The 12th of March saw the death of one of Britain’s most beloved authors, as the great Terry Pratchett died at his home in Wiltshire, at the age of 66. This followed a long battle with Alzheimer’s disease, or “the embuggerance”, as he called it, diagnosed back in 2007. Since the diagnosis, Pratchett had become a staunch campaigner in favour of right-to-die legislation, as well as helping to raise awareness of the disease.
Pratchett enjoyed a long, and extremely prolific, literary career. His first novel, The Carpet People, was published in 1971, but it was in 1983 that the Discworld series, for which he is best know, began publication with the excellent The Colour of Magic. A gleefully subversive take on the fantasy genre, the series became a smash-hit, spawning over 40 novels out of more than 70 produced during his career as a whole. Pratchett was an extraordinary prose-smith, with an admirable, no-nonsense attitude to writing. In his own words, “If you trust in yourself and believe in your dreams and follow your star, you’ll still get beaten by people who spent their time working hard and learning things and weren’t so lazy.” At his peak he was cranking out two Discworld novels a year, all the more astounding when one considers the sheer quality of his work. Pratchett was an immensely skilled prose stylist, with a knack for the comedic turn of phrase and a great ability at assembling silly, yet deeply thoughtful plots. When it came to satire he could give Douglas Adams a run for his money, and he rivalled P.G. Wodehouse for sheer readability. He was, quite simply, one of Britain’s finest comic novelists, and his work ethic was such that, even after his death, he still has two more novels yet to be published, the fourth book in his Long Earth series with Stephen Baxter, and the final Discworld instalment.

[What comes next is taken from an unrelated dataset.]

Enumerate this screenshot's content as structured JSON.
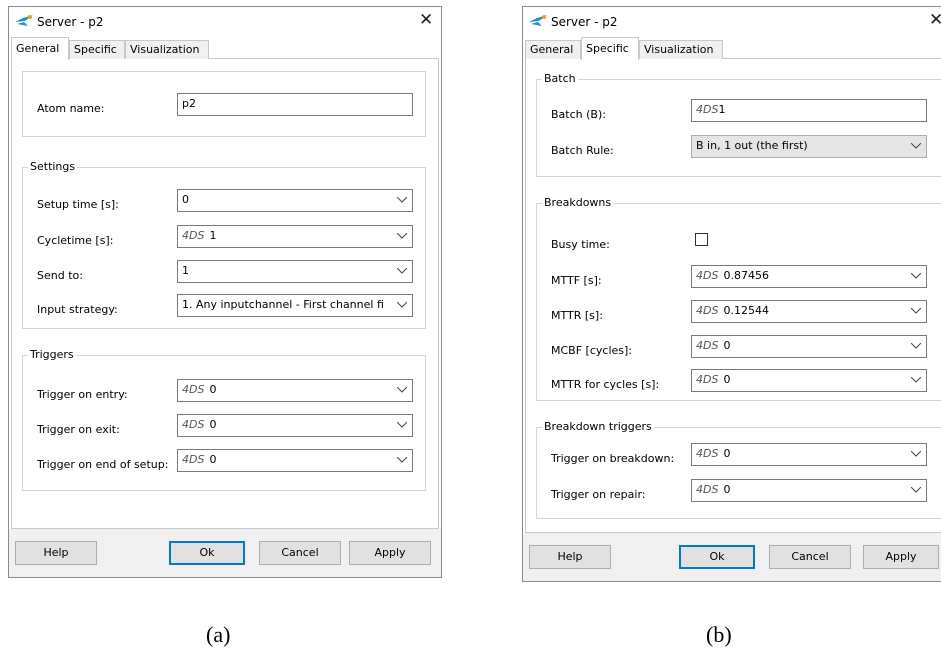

In the 1990s Pratchett was Britain’s single best-selling author, and only lost that title when J.K. Rowling came along to nick his crown a few years later. His work was widely loved, as the flood of tributes over the last two weeks have shown, and when one considers his body of work, it’s not hard to see why. His stock in trade was the strange and fantastical– witches, ghosts, time travel, all that jazz. Hell, his most popular series was about a world consisting of a flat disc perched on the backs of four giant elephants riding through space on the back of a giant turtle – ‘silly’ is kind of the name of the game. But for all their weirdness, his novels always maintain a solid grounding in the material world. Pratchett places his examination and parody of genre tropes and the conventions alongside observational humour about real-world institutions and phenomena. Good Omens is simultaneously a novel about the end of the world and an eccentric odd-couple trying to do their best in the face of it. Guards! Guards! is a story about a stereotypical fantasy City Watch, and also a story about a bunch of deadbeat civil servants working for an underfunded government department. Johnny and the Bomb is an examination of the nature of time travel, and also a story about what it’s like to grow up in a dead-end Northern town. Pratchett’s novels are just as parodic of the real world as they are of fictional ones.
Pratchett was able to balance these real-world concerns with an extraordinary gift for comedy. His novels are immensely quotable – I had cause to quote him in an article just last month – and that degree of quotability is the mark of a skilled and powerful writer whose works stick with their readers. And Pratchett has undeniably left a mark on those who have read him – look no further than the fundraising campaign set up in his name for the The Research Institute for the Care of Older People (RICE). In just over a week it’s managed to raise over £40,000, and frankly, I can’t think of a better tribute. Terry Pratchett was a writer who inspired his readers to try and do some good in the world. And really, what more could a writer ask for?
PHOTO/ Luigi Novi